(Dataset rows for apps and sites)

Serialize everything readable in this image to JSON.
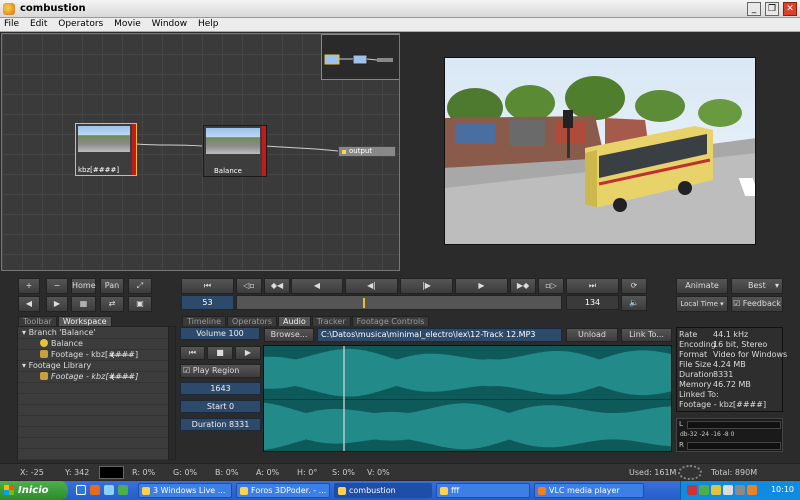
{
  "window": {
    "title": "combustion"
  },
  "menu": [
    "File",
    "Edit",
    "Operators",
    "Movie",
    "Window",
    "Help"
  ],
  "graph": {
    "nodes": [
      {
        "label": "kbz[####]"
      },
      {
        "label": "Balance"
      }
    ],
    "output_label": "output"
  },
  "toolbar": {
    "home": "Home",
    "pan": "Pan",
    "plus": "+",
    "minus": "−"
  },
  "transport": {
    "current_frame": "53",
    "end_frame": "134",
    "progress": 0.39
  },
  "right_controls": {
    "animate": "Animate",
    "quality": "Best",
    "time_mode": "Local Time",
    "feedback": "Feedback"
  },
  "left_tabs": [
    "Toolbar",
    "Workspace"
  ],
  "audio_tabs": [
    "Timeline",
    "Operators",
    "Audio",
    "Tracker",
    "Footage Controls"
  ],
  "workspace": [
    {
      "label": "Branch 'Balance'",
      "indent": 0
    },
    {
      "label": "Balance",
      "indent": 2
    },
    {
      "label": "Footage - kbz[####]",
      "indent": 2
    },
    {
      "label": "Footage Library",
      "indent": 0
    },
    {
      "label": "Footage - kbz[####]",
      "indent": 2
    }
  ],
  "audio": {
    "volume": "Volume 100",
    "play_region": "Play Region",
    "region_value": "1643",
    "start": "Start 0",
    "duration": "Duration 8331",
    "browse": "Browse...",
    "path": "C:\\Datos\\musica\\minimal_electro\\lex\\12-Track 12.MP3",
    "unload": "Unload",
    "link_to": "Link To..."
  },
  "info": [
    {
      "k": "Rate",
      "v": "44.1 kHz"
    },
    {
      "k": "Encoding",
      "v": "16 bit, Stereo"
    },
    {
      "k": "Format",
      "v": "Video for Windows"
    },
    {
      "k": "File Size",
      "v": "4.24 MB"
    },
    {
      "k": "Duration",
      "v": "8331"
    },
    {
      "k": "Memory",
      "v": "46.72 MB"
    },
    {
      "k": "Linked To:",
      "v": ""
    },
    {
      "k": "Footage - kbz[####]",
      "v": ""
    }
  ],
  "meter": {
    "L": "L",
    "R": "R",
    "scale": "db-32  -24  -16  -8    0"
  },
  "status": {
    "x": "X:  -25",
    "y": "Y:  342",
    "r": "R:  0%",
    "g": "G:  0%",
    "b": "B:  0%",
    "a": "A:  0%",
    "h": "H:  0°",
    "s": "S:  0%",
    "v": "V:  0%",
    "used": "Used: 161M",
    "total": "Total: 890M"
  },
  "taskbar": {
    "start": "Inicio",
    "tasks": [
      "3 Windows Live ...",
      "Foros 3DPoder. - ...",
      "combustion",
      "fff",
      "VLC media player"
    ],
    "clock": "10:10"
  }
}
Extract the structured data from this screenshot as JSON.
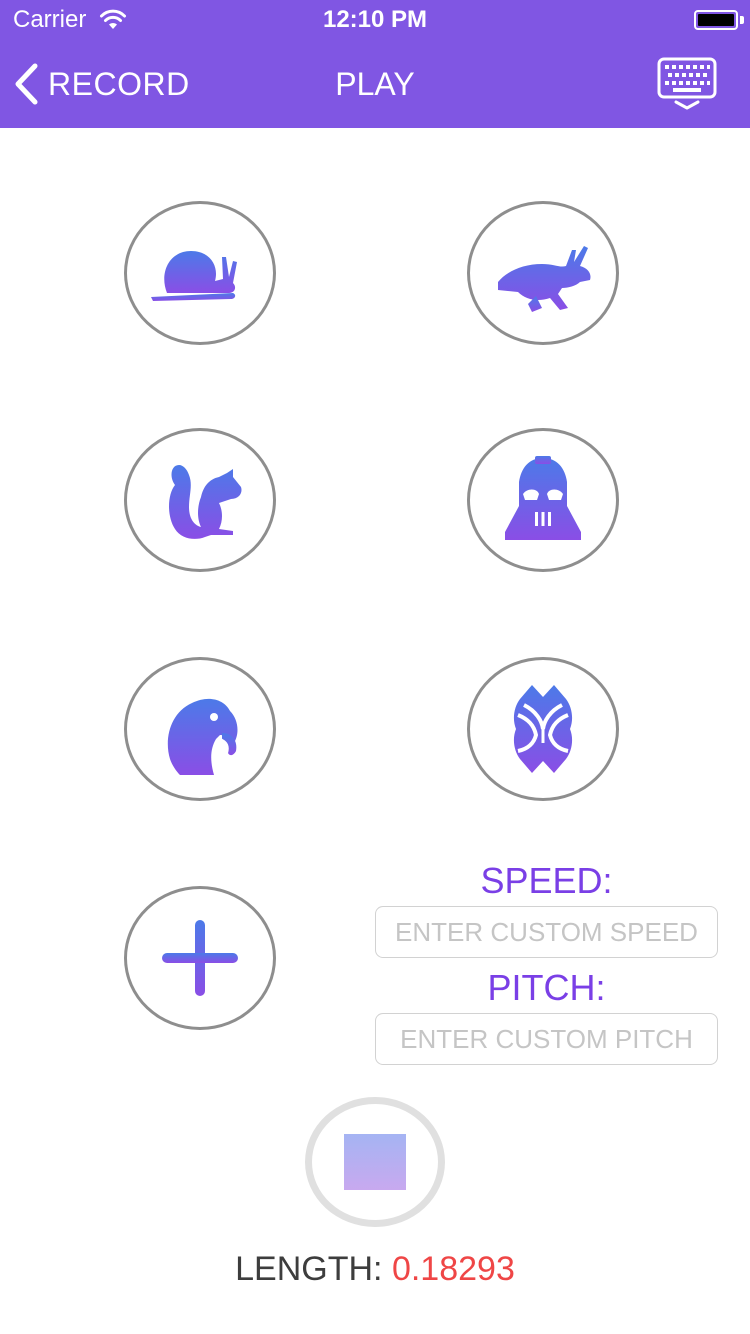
{
  "status_bar": {
    "carrier": "Carrier",
    "time": "12:10 PM"
  },
  "nav": {
    "back_label": "RECORD",
    "title": "PLAY"
  },
  "effects": [
    {
      "icon": "snail-icon"
    },
    {
      "icon": "rabbit-icon"
    },
    {
      "icon": "squirrel-icon"
    },
    {
      "icon": "darth-vader-icon"
    },
    {
      "icon": "parrot-icon"
    },
    {
      "icon": "reverb-icon"
    },
    {
      "icon": "plus-icon"
    }
  ],
  "custom": {
    "speed_label": "SPEED:",
    "speed_placeholder": "ENTER CUSTOM SPEED",
    "pitch_label": "PITCH:",
    "pitch_placeholder": "ENTER CUSTOM PITCH"
  },
  "length": {
    "label": "LENGTH:",
    "value": "0.18293"
  },
  "colors": {
    "header": "#8056e3",
    "icon_gradient_top": "#4c7ae8",
    "icon_gradient_bottom": "#8a4ee6",
    "length_value": "#ef4646"
  }
}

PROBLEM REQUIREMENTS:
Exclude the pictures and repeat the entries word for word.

EXPECTED ANSWER:
Serialize everything readable in this image to JSON.
{
  "window": {
    "title": "combustion"
  },
  "menu": [
    "File",
    "Edit",
    "Operators",
    "Movie",
    "Window",
    "Help"
  ],
  "graph": {
    "nodes": [
      {
        "label": "kbz[####]"
      },
      {
        "label": "Balance"
      }
    ],
    "output_label": "output"
  },
  "toolbar": {
    "home": "Home",
    "pan": "Pan",
    "plus": "+",
    "minus": "−"
  },
  "transport": {
    "current_frame": "53",
    "end_frame": "134",
    "progress": 0.39
  },
  "right_controls": {
    "animate": "Animate",
    "quality": "Best",
    "time_mode": "Local Time",
    "feedback": "Feedback"
  },
  "left_tabs": [
    "Toolbar",
    "Workspace"
  ],
  "audio_tabs": [
    "Timeline",
    "Operators",
    "Audio",
    "Tracker",
    "Footage Controls"
  ],
  "workspace": [
    {
      "label": "Branch 'Balance'",
      "indent": 0
    },
    {
      "label": "Balance",
      "indent": 2
    },
    {
      "label": "Footage - kbz[####]",
      "indent": 2
    },
    {
      "label": "Footage Library",
      "indent": 0
    },
    {
      "label": "Footage - kbz[####]",
      "indent": 2
    }
  ],
  "audio": {
    "volume": "Volume 100",
    "play_region": "Play Region",
    "region_value": "1643",
    "start": "Start 0",
    "duration": "Duration 8331",
    "browse": "Browse...",
    "path": "C:\\Datos\\musica\\minimal_electro\\lex\\12-Track 12.MP3",
    "unload": "Unload",
    "link_to": "Link To..."
  },
  "info": [
    {
      "k": "Rate",
      "v": "44.1 kHz"
    },
    {
      "k": "Encoding",
      "v": "16 bit, Stereo"
    },
    {
      "k": "Format",
      "v": "Video for Windows"
    },
    {
      "k": "File Size",
      "v": "4.24 MB"
    },
    {
      "k": "Duration",
      "v": "8331"
    },
    {
      "k": "Memory",
      "v": "46.72 MB"
    },
    {
      "k": "Linked To:",
      "v": ""
    },
    {
      "k": "Footage - kbz[####]",
      "v": ""
    }
  ],
  "meter": {
    "L": "L",
    "R": "R",
    "scale": "db-32  -24  -16  -8    0"
  },
  "status": {
    "x": "X:  -25",
    "y": "Y:  342",
    "r": "R:  0%",
    "g": "G:  0%",
    "b": "B:  0%",
    "a": "A:  0%",
    "h": "H:  0°",
    "s": "S:  0%",
    "v": "V:  0%",
    "used": "Used: 161M",
    "total": "Total: 890M"
  },
  "taskbar": {
    "start": "Inicio",
    "tasks": [
      "3 Windows Live ...",
      "Foros 3DPoder. - ...",
      "combustion",
      "fff",
      "VLC media player"
    ],
    "clock": "10:10"
  }
}
Extract the structured data from this screenshot as JSON.
{
  "status_bar": {
    "carrier": "Carrier",
    "time": "12:10 PM"
  },
  "nav": {
    "back_label": "RECORD",
    "title": "PLAY"
  },
  "effects": [
    {
      "icon": "snail-icon"
    },
    {
      "icon": "rabbit-icon"
    },
    {
      "icon": "squirrel-icon"
    },
    {
      "icon": "darth-vader-icon"
    },
    {
      "icon": "parrot-icon"
    },
    {
      "icon": "reverb-icon"
    },
    {
      "icon": "plus-icon"
    }
  ],
  "custom": {
    "speed_label": "SPEED:",
    "speed_placeholder": "ENTER CUSTOM SPEED",
    "pitch_label": "PITCH:",
    "pitch_placeholder": "ENTER CUSTOM PITCH"
  },
  "length": {
    "label": "LENGTH:",
    "value": "0.18293"
  },
  "colors": {
    "header": "#8056e3",
    "icon_gradient_top": "#4c7ae8",
    "icon_gradient_bottom": "#8a4ee6",
    "length_value": "#ef4646"
  }
}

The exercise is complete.